Many people don’t realize that older dogs can get cold more easily than younger dogs. As a dog ages, its circulatory system becomes less efficient and less effective. Just like people, senior dogs can get cold quite easily, so be careful taking out your aging buddy during the cooler months.
What to Do About It
The easiest way to deal with cold weather is to limit your dog’s time outside. If you notice them getting cold—either by feeling their ears or seeing shaking—get them inside immediately.
If your dog has short hair or is a smaller dog, consider getting them an insulating coat or sweater for the cold weather. Putting a coat on your fuzzy buddy isn’t a replacement for monitoring them attentively, but it can help them feel more comfortable.
On a related note, cold ears from cold weather can escalate quickly from an easily fixed non-issue to a serious problem. In some cases, frostbitten ears can require surgery, and your dog may lose part of its ear.
If your dog’s ears start to develop a bright pink color, get them out of the cold as soon as possible. Once inside, you can take some measures to help restore proper blood flow.
What to Do About It
Once you’re safely back inside, soak a washcloth in warm water and apply it to their ears. Continue applying the warm cloth for about 10 minutes. It’s a good idea to warm up the rest of your dog as well since frostbitten ears most likely mean their body temperature is quite low. Warm towels or blankets are the best ways to quickly get your dog’s temperature back up to safe levels.
If your dog’s ears do not improve or if they act lethargic, take them to your vet right away. Dogs can become hypothermic just like people, and it can be life-threatening. Professional help is always the best option when your dog’s health is at risk.
3. They’re Sick
Some dog owners don’t realize that their four-legged friends can get sick just like they can. If you have noticed that your dog’s ears get cold too often and your dog seems to have cold intolerance as well as a general lack of energy, you should bring your dog to the vet. Hypothyroidism is an endocrine disease where the thyroid gland is underactive, causing a dog to have a slow metabolism. Dogs with hypothyroidism tend to gain weight and have dull, thin fur.
What to Do About It
If you suspect your dog might be sick, you should bring your dog to the veterinarian. It is important to share your information and concerns since thyroid screening tests are not part of the basic blood test panels. The vet will collect a blood sample and screen using the total thyroxin (TT4) level test. This is the first of several tests used to diagnose hypothyroidism. While this disease does not have a definitive cure, management thyroid hormone replacement treatments are available.
4. Circulatory Function
Your dog’s circulatory system could also be the culprit for cold ears if it isn’t working correctly, and, unlike the other causes, this one can be serious. Rest assured that this cause is rare. Most likely, your dog’s cold ears are being caused by something else, but in some cases, it could be their circulatory system.
The heart is the central piece of the circulatory system and the first place to look when it’s not working properly. If your dog’s heart isn’t pumping blood as efficiently, the first places you’ll see the signs are in the tail, paws, and ears.

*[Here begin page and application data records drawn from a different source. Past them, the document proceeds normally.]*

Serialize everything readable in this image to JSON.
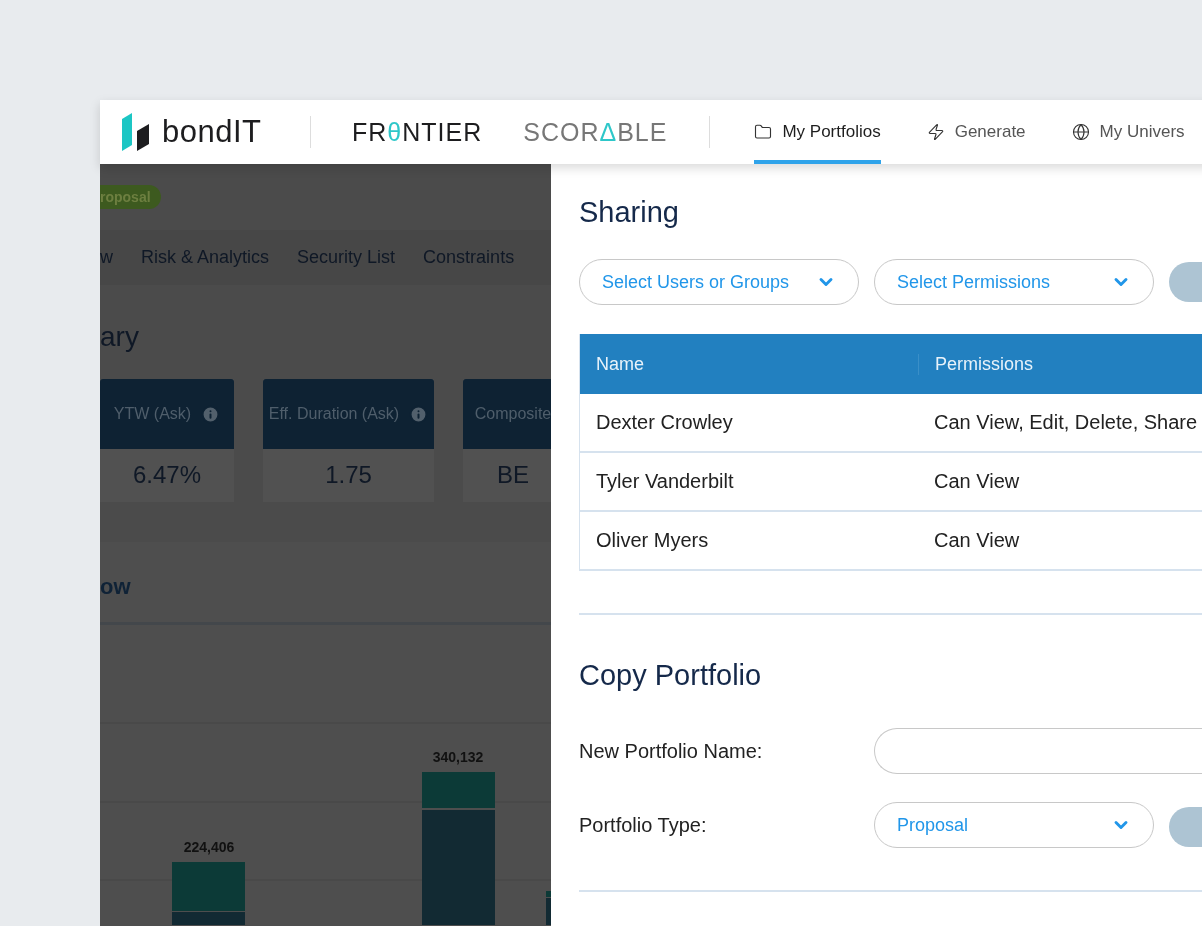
{
  "header": {
    "logo": "bondIT",
    "products": [
      {
        "parts": [
          "FR",
          "θ",
          "NTIER"
        ],
        "selected": true
      },
      {
        "parts": [
          "SCOR",
          "Δ",
          "BLE"
        ],
        "selected": false
      }
    ],
    "nav": [
      {
        "label": "My Portfolios",
        "selected": true
      },
      {
        "label": "Generate",
        "selected": false
      },
      {
        "label": "My Univers",
        "selected": false
      }
    ]
  },
  "background_page": {
    "badge": "roposal",
    "tabs": [
      "w",
      "Risk & Analytics",
      "Security List",
      "Constraints"
    ],
    "summary_title": "ary",
    "cards": [
      {
        "label": "YTW (Ask)",
        "info": true,
        "value": "6.47%"
      },
      {
        "label": "Eff. Duration (Ask)",
        "info": true,
        "value": "1.75"
      },
      {
        "label": "Composite",
        "info": false,
        "value": "BE"
      }
    ],
    "section_title": "ow",
    "bar_labels": [
      "224,406",
      "340,132"
    ]
  },
  "sharing": {
    "title": "Sharing",
    "selects": [
      "Select Users or Groups",
      "Select Permissions"
    ],
    "table": {
      "columns": [
        "Name",
        "Permissions"
      ],
      "rows": [
        [
          "Dexter Crowley",
          "Can View, Edit, Delete, Share"
        ],
        [
          "Tyler Vanderbilt",
          "Can View"
        ],
        [
          "Oliver Myers",
          "Can View"
        ]
      ]
    }
  },
  "copy": {
    "title": "Copy Portfolio",
    "fields": [
      {
        "kind": "input",
        "label": "New Portfolio Name:"
      },
      {
        "kind": "select",
        "label": "Portfolio Type:",
        "value": "Proposal"
      }
    ]
  }
}
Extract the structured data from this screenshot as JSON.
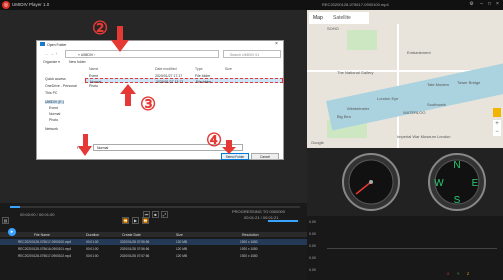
{
  "app": {
    "title": "UMIDIV Player 1.0",
    "file": "REC20200128-075617-0900100.mp4"
  },
  "dialog": {
    "title": "Open Folder",
    "address": "« UMIDIV  ›",
    "search_placeholder": "Search UMIDIV 01",
    "organize": "Organize ▾",
    "new_folder": "New folder",
    "nav_items": [
      "Quick access",
      "OneDrive - Personal",
      "This PC",
      "UMIDIV (E:)",
      "Event",
      "Normal",
      "Photo",
      "Network"
    ],
    "columns": [
      "Name",
      "Date modified",
      "Type",
      "Size"
    ],
    "rows": [
      {
        "name": "Event",
        "date": "2020/01/27 17:17",
        "type": "File folder"
      },
      {
        "name": "Normal",
        "date": "2020/01/27 17:17",
        "type": "File folder"
      },
      {
        "name": "Photo",
        "date": "",
        "type": ""
      }
    ],
    "folder_label": "Folder:",
    "folder_value": "Normal",
    "select_button": "Select Folder",
    "cancel_button": "Cancel"
  },
  "markers": [
    "②",
    "③",
    "④"
  ],
  "map": {
    "tab_map": "Map",
    "tab_sat": "Satellite",
    "labels": [
      "SOHO",
      "Embankment",
      "London Eye",
      "The National Gallery",
      "Westminster",
      "Big Ben",
      "Southwark",
      "WATERLOO",
      "Imperial War Museum London",
      "Tower Bridge",
      "Tate Modern",
      "Google"
    ]
  },
  "controls": {
    "time_left": "00:00:00 / 00:01:00",
    "time_right": "PROGRESSING TO 0000000",
    "time_right2": "00:01:21 / 00:01:21"
  },
  "graph": {
    "levels": [
      "0.00",
      "0.00",
      "0.00",
      "0.00",
      "0.00"
    ],
    "legend": [
      "X",
      "Y",
      "Z"
    ]
  },
  "table": {
    "columns": [
      "File Name",
      "Duration",
      "Create Date",
      "Size",
      "Resolution"
    ],
    "rows": [
      [
        "REC20200128-075617-0900100.mp4",
        "00:01:00",
        "2020/01/28 07:55:56",
        "120 MB",
        "1920 x 1080"
      ],
      [
        "REC20200128-075616-0900101.mp4",
        "00:01:00",
        "2020/01/28 07:56:56",
        "120 MB",
        "1920 x 1080"
      ],
      [
        "REC20200128-075617-0900102.mp4",
        "00:01:00",
        "2020/01/28 07:57:56",
        "120 MB",
        "1920 x 1080"
      ]
    ]
  },
  "colors": {
    "accent": "#3aa3ff",
    "annotation": "#e53935",
    "logo": "#d93025"
  }
}
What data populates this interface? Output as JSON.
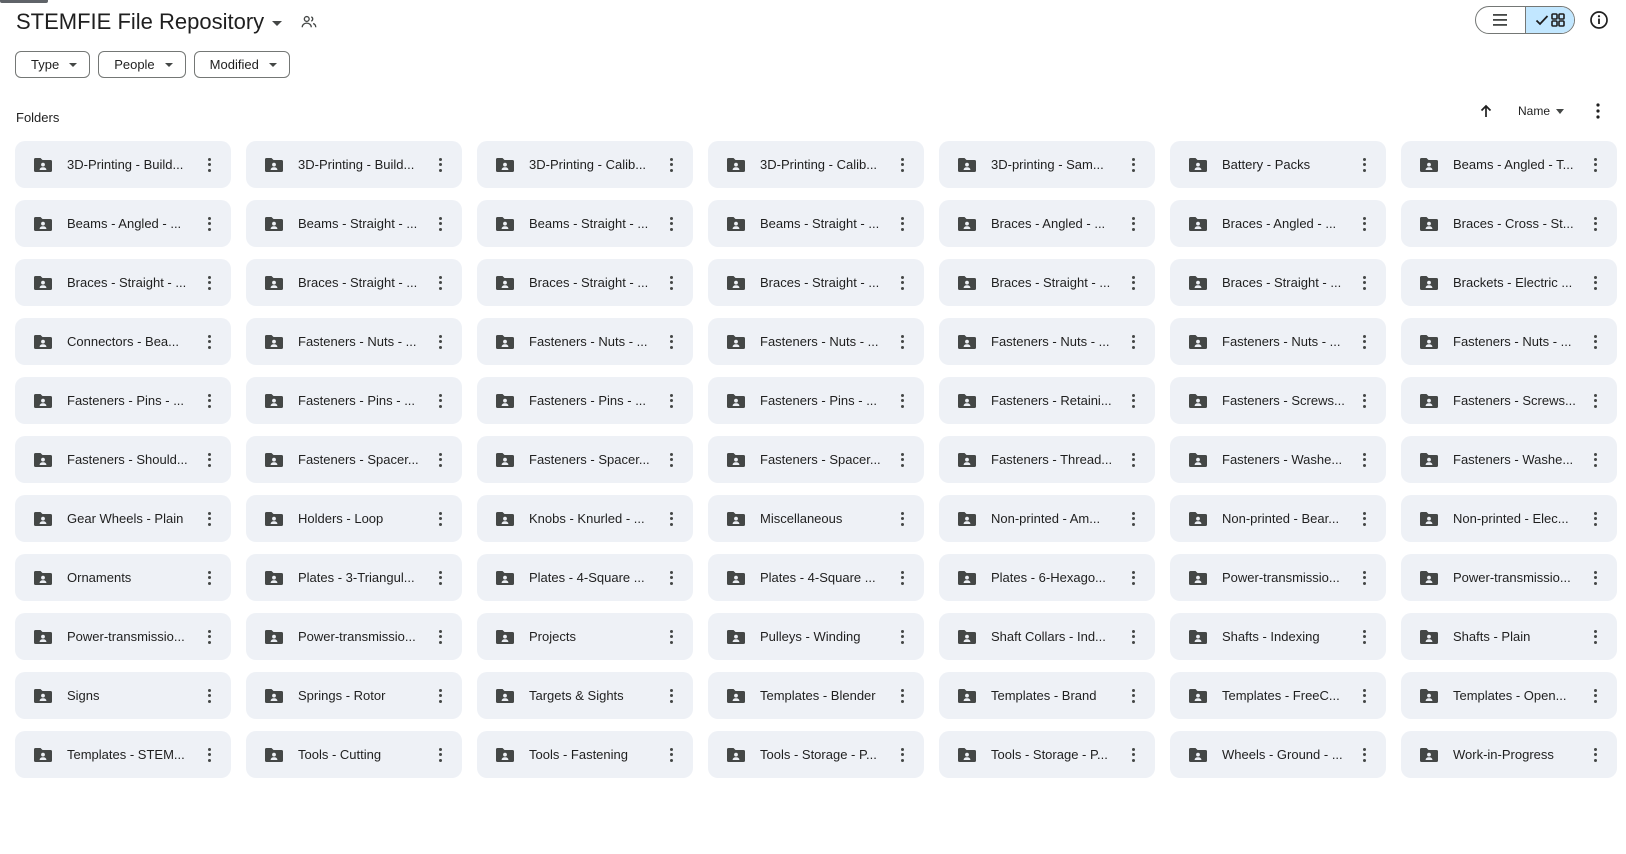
{
  "header": {
    "title": "STEMFIE File Repository",
    "title_dropdown_icon": "caret-down-icon",
    "shared_icon": "shared-people-icon"
  },
  "view_toggle": {
    "list_icon": "list-view-icon",
    "grid_icon": "grid-view-icon",
    "selected": "grid"
  },
  "info_icon": "info-icon",
  "filters": [
    {
      "label": "Type"
    },
    {
      "label": "People"
    },
    {
      "label": "Modified"
    }
  ],
  "section": {
    "label": "Folders"
  },
  "sort": {
    "direction_icon": "arrow-up-icon",
    "label": "Name"
  },
  "colors": {
    "accent": "#c2e7ff",
    "folder_bg": "#eef1f6",
    "icon": "#444746"
  },
  "folders": [
    {
      "name": "3D-Printing - Build..."
    },
    {
      "name": "3D-Printing - Build..."
    },
    {
      "name": "3D-Printing - Calib..."
    },
    {
      "name": "3D-Printing - Calib..."
    },
    {
      "name": "3D-printing - Sam..."
    },
    {
      "name": "Battery - Packs"
    },
    {
      "name": "Beams - Angled - T..."
    },
    {
      "name": "Beams - Angled - ..."
    },
    {
      "name": "Beams - Straight - ..."
    },
    {
      "name": "Beams - Straight - ..."
    },
    {
      "name": "Beams - Straight - ..."
    },
    {
      "name": "Braces - Angled - ..."
    },
    {
      "name": "Braces - Angled - ..."
    },
    {
      "name": "Braces - Cross - St..."
    },
    {
      "name": "Braces - Straight - ..."
    },
    {
      "name": "Braces - Straight - ..."
    },
    {
      "name": "Braces - Straight - ..."
    },
    {
      "name": "Braces - Straight - ..."
    },
    {
      "name": "Braces - Straight - ..."
    },
    {
      "name": "Braces - Straight - ..."
    },
    {
      "name": "Brackets - Electric ..."
    },
    {
      "name": "Connectors - Bea..."
    },
    {
      "name": "Fasteners - Nuts - ..."
    },
    {
      "name": "Fasteners - Nuts - ..."
    },
    {
      "name": "Fasteners - Nuts - ..."
    },
    {
      "name": "Fasteners - Nuts - ..."
    },
    {
      "name": "Fasteners - Nuts - ..."
    },
    {
      "name": "Fasteners - Nuts - ..."
    },
    {
      "name": "Fasteners - Pins - ..."
    },
    {
      "name": "Fasteners - Pins - ..."
    },
    {
      "name": "Fasteners - Pins - ..."
    },
    {
      "name": "Fasteners - Pins - ..."
    },
    {
      "name": "Fasteners - Retaini..."
    },
    {
      "name": "Fasteners - Screws..."
    },
    {
      "name": "Fasteners - Screws..."
    },
    {
      "name": "Fasteners - Should..."
    },
    {
      "name": "Fasteners - Spacer..."
    },
    {
      "name": "Fasteners - Spacer..."
    },
    {
      "name": "Fasteners - Spacer..."
    },
    {
      "name": "Fasteners - Thread..."
    },
    {
      "name": "Fasteners - Washe..."
    },
    {
      "name": "Fasteners - Washe..."
    },
    {
      "name": "Gear Wheels - Plain"
    },
    {
      "name": "Holders - Loop"
    },
    {
      "name": "Knobs - Knurled - ..."
    },
    {
      "name": "Miscellaneous"
    },
    {
      "name": "Non-printed - Am..."
    },
    {
      "name": "Non-printed - Bear..."
    },
    {
      "name": "Non-printed - Elec..."
    },
    {
      "name": "Ornaments"
    },
    {
      "name": "Plates - 3-Triangul..."
    },
    {
      "name": "Plates - 4-Square ..."
    },
    {
      "name": "Plates - 4-Square ..."
    },
    {
      "name": "Plates - 6-Hexago..."
    },
    {
      "name": "Power-transmissio..."
    },
    {
      "name": "Power-transmissio..."
    },
    {
      "name": "Power-transmissio..."
    },
    {
      "name": "Power-transmissio..."
    },
    {
      "name": "Projects"
    },
    {
      "name": "Pulleys - Winding"
    },
    {
      "name": "Shaft Collars - Ind..."
    },
    {
      "name": "Shafts - Indexing"
    },
    {
      "name": "Shafts - Plain"
    },
    {
      "name": "Signs"
    },
    {
      "name": "Springs - Rotor"
    },
    {
      "name": "Targets & Sights"
    },
    {
      "name": "Templates - Blender"
    },
    {
      "name": "Templates - Brand"
    },
    {
      "name": "Templates - FreeC..."
    },
    {
      "name": "Templates - Open..."
    },
    {
      "name": "Templates - STEM..."
    },
    {
      "name": "Tools - Cutting"
    },
    {
      "name": "Tools - Fastening"
    },
    {
      "name": "Tools - Storage - P..."
    },
    {
      "name": "Tools - Storage - P..."
    },
    {
      "name": "Wheels - Ground - ..."
    },
    {
      "name": "Work-in-Progress"
    }
  ]
}
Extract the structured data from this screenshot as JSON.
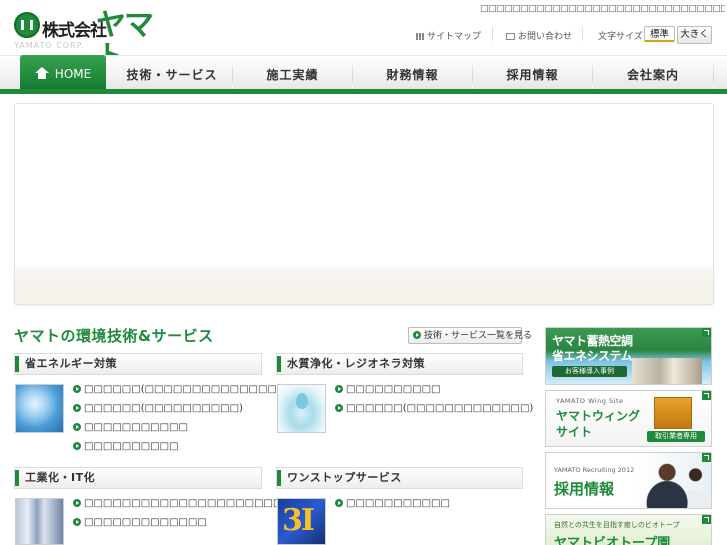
{
  "header": {
    "logo_corp": "株式会社",
    "logo_name": "ヤマト",
    "logo_sub": "YAMATO CORP.",
    "tagline": "□□□□□□□□□□□□□□□□□□□□□□□□□□□□□□□□□□□ □□□□□□□□□□□□□□□□□□□□□",
    "sitemap": "サイトマップ",
    "contact": "お問い合わせ",
    "font_size_label": "文字サイズ",
    "font_standard": "標準",
    "font_large": "大きく"
  },
  "nav": {
    "home": "HOME",
    "items": [
      "技術・サービス",
      "施工実績",
      "財務情報",
      "採用情報",
      "会社案内"
    ]
  },
  "section": {
    "title": "ヤマトの環境技術&サービス",
    "list_button": "技術・サービス一覧を見る"
  },
  "categories": [
    {
      "title": "省エネルギー対策",
      "links": [
        "□□□□□□(□□□□□□□□□□□□□□□)",
        "□□□□□□(□□□□□□□□□□)",
        "□□□□□□□□□□□",
        "□□□□□□□□□□"
      ]
    },
    {
      "title": "水質浄化・レジオネラ対策",
      "links": [
        "□□□□□□□□□□",
        "□□□□□□(□□□□□□□□□□□□□)"
      ]
    },
    {
      "title": "工業化・IT化",
      "links": [
        "□□□□□□□□□□□□□□□□□□□□□",
        "□□□□□□□□□□□□□"
      ]
    },
    {
      "title": "ワンストップサービス",
      "links": [
        "□□□□□□□□□□□"
      ],
      "thumb_text": "3I"
    }
  ],
  "banners": {
    "thermal": {
      "line1": "ヤマト蓄熱空調",
      "line2": "省エネシステム",
      "tag": "お客様導入事例"
    },
    "wing": {
      "small": "YAMATO Wing Site",
      "line1": "ヤマトウィング",
      "line2": "サイト",
      "tag": "取引業者専用"
    },
    "recruit": {
      "small": "YAMATO Recruiting 2012",
      "title": "採用情報"
    },
    "biotope": {
      "small": "自然との共生を目指す癒しのビオトープ",
      "title": "ヤマトビオトープ園"
    }
  },
  "colors": {
    "brand_green": "#1f8a3a",
    "accent_gold": "#d4a017"
  }
}
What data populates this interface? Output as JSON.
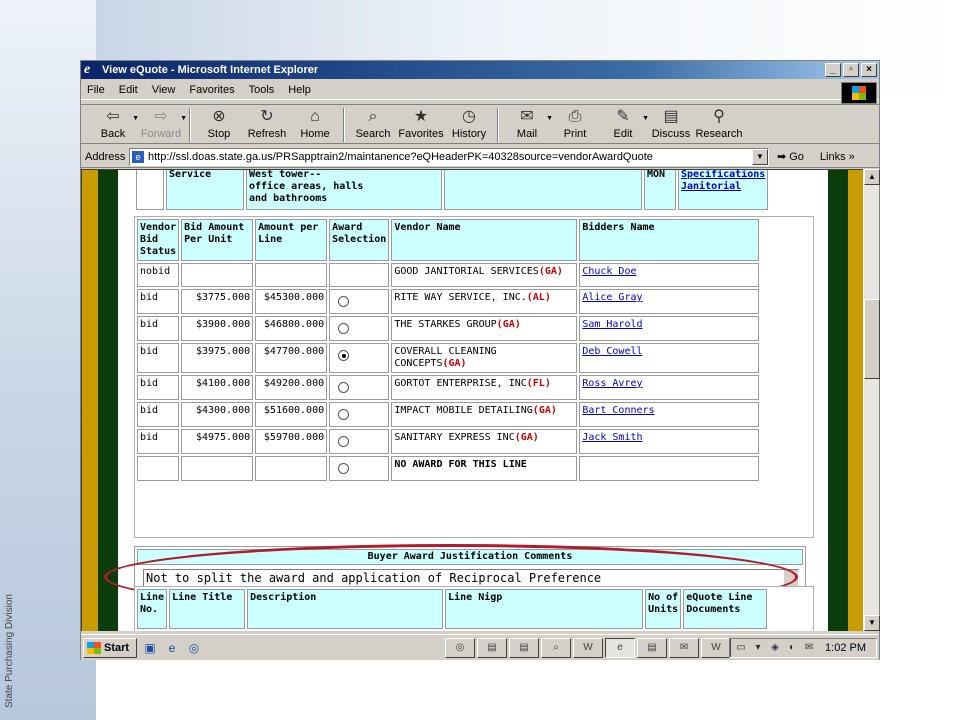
{
  "slide": {
    "caption": "State Purchasing Division"
  },
  "window": {
    "title": "View eQuote - Microsoft Internet Explorer",
    "menu": [
      "File",
      "Edit",
      "View",
      "Favorites",
      "Tools",
      "Help"
    ],
    "toolbar": [
      {
        "label": "Back",
        "icon": "back-arrow-icon",
        "glyph": "⇦"
      },
      {
        "label": "Forward",
        "icon": "forward-arrow-icon",
        "glyph": "⇨"
      },
      {
        "label": "Stop",
        "icon": "stop-icon",
        "glyph": "⊗"
      },
      {
        "label": "Refresh",
        "icon": "refresh-icon",
        "glyph": "↻"
      },
      {
        "label": "Home",
        "icon": "home-icon",
        "glyph": "⌂"
      },
      {
        "label": "Search",
        "icon": "search-icon",
        "glyph": "⌕"
      },
      {
        "label": "Favorites",
        "icon": "favorites-icon",
        "glyph": "★"
      },
      {
        "label": "History",
        "icon": "history-icon",
        "glyph": "◷"
      },
      {
        "label": "Mail",
        "icon": "mail-icon",
        "glyph": "✉"
      },
      {
        "label": "Print",
        "icon": "print-icon",
        "glyph": "⎙"
      },
      {
        "label": "Edit",
        "icon": "edit-icon",
        "glyph": "✎"
      },
      {
        "label": "Discuss",
        "icon": "discuss-icon",
        "glyph": "▤"
      },
      {
        "label": "Research",
        "icon": "research-icon",
        "glyph": "⚲"
      }
    ],
    "address": {
      "label": "Address",
      "url": "http://ssl.doas.state.ga.us/PRSapptrain2/maintanence?eQHeaderPK=40328source=vendorAwardQuote",
      "go": "Go",
      "links": "Links"
    }
  },
  "top_row": {
    "service": "Service",
    "description": "West tower--\noffice areas, halls\nand bathrooms",
    "unit": "MON",
    "doc1": "Specifications",
    "doc2": "Janitorial"
  },
  "bids": {
    "headers": [
      "Vendor Bid Status",
      "Bid Amount Per Unit",
      "Amount per Line",
      "Award Selection",
      "Vendor Name",
      "Bidders Name"
    ],
    "rows": [
      {
        "status": "nobid",
        "unit": "",
        "line": "",
        "radio": false,
        "selected": false,
        "vendor": "GOOD JANITORIAL SERVICES",
        "state": "(GA)",
        "bidder": "Chuck Doe"
      },
      {
        "status": "bid",
        "unit": "$3775.000",
        "line": "$45300.000",
        "radio": true,
        "selected": false,
        "vendor": "RITE WAY SERVICE, INC.",
        "state": "(AL)",
        "bidder": "Alice Gray"
      },
      {
        "status": "bid",
        "unit": "$3900.000",
        "line": "$46800.000",
        "radio": true,
        "selected": false,
        "vendor": "THE STARKES GROUP",
        "state": "(GA)",
        "bidder": "Sam Harold"
      },
      {
        "status": "bid",
        "unit": "$3975.000",
        "line": "$47700.000",
        "radio": true,
        "selected": true,
        "vendor": "COVERALL CLEANING CONCEPTS",
        "state": "(GA)",
        "bidder": "Deb Cowell"
      },
      {
        "status": "bid",
        "unit": "$4100.000",
        "line": "$49200.000",
        "radio": true,
        "selected": false,
        "vendor": "GORTOT ENTERPRISE, INC",
        "state": "(FL)",
        "bidder": "Ross Avrey"
      },
      {
        "status": "bid",
        "unit": "$4300.000",
        "line": "$51600.000",
        "radio": true,
        "selected": false,
        "vendor": "IMPACT MOBILE DETAILING",
        "state": "(GA)",
        "bidder": "Bart Conners"
      },
      {
        "status": "bid",
        "unit": "$4975.000",
        "line": "$59700.000",
        "radio": true,
        "selected": false,
        "vendor": "SANITARY EXPRESS INC",
        "state": "(GA)",
        "bidder": "Jack Smith"
      },
      {
        "status": "",
        "unit": "",
        "line": "",
        "radio": true,
        "selected": false,
        "vendor": "NO AWARD FOR THIS LINE",
        "state": "",
        "bidder": "",
        "bold": true
      }
    ]
  },
  "comments": {
    "header": "Buyer Award Justification Comments",
    "text": "Not to split the award and application of Reciprocal Preference"
  },
  "line_table": {
    "headers": [
      "Line No.",
      "Line Title",
      "Description",
      "Line Nigp",
      "No of Units",
      "eQuote Line Documents"
    ]
  },
  "taskbar": {
    "start": "Start",
    "clock": "1:02 PM"
  },
  "colors": {
    "title_start": "#0a246a",
    "header_cell": "#ccffff",
    "state_code": "#cc0000",
    "link": "#0000cc",
    "oval": "#b31b2c",
    "stripe_green": "#0c3d0c",
    "stripe_gold": "#c89b00"
  }
}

Your dog’s circulatory system could be struggling due to several underlying conditions. Heart problems, anemia, and internal bleeding could all be the root cause of circulation issues.
What to Do About It
You must seek a veterinarian’s opinion if you think your dog’s cold ears could be caused by circulation issues. Getting a professional opinion is the first step for dealing with whatever may be affecting your dog’s circulation.
Even if your buddy’s circulatory system is malfunctioning, some treatments can help manage the problem. If your dog has heart disease, some medications can help treat most conditions, and some lifestyle changes can go a long way to restoring your dog to a normal, happy life.
If a tumor or internal bleeding is causing the problem, surgical intervention is often required. The good news is if the surgery is successful, your dog will usually return to normal life afterward.
Your dog’s cold ears are most likely being caused by something benign and easy to deal with. Some warm compresses and a bunch of cozy towels and blankets will usually do the trick.
If the problem persists or your dog shows other, more serious signs combined with cold ears, it is time for a trip to the vet. There is no replacement for a professional medical opinion, and your vet can put you and your dog back on the right track.
Featured Image Credit: Chamois huntress, Shutterstock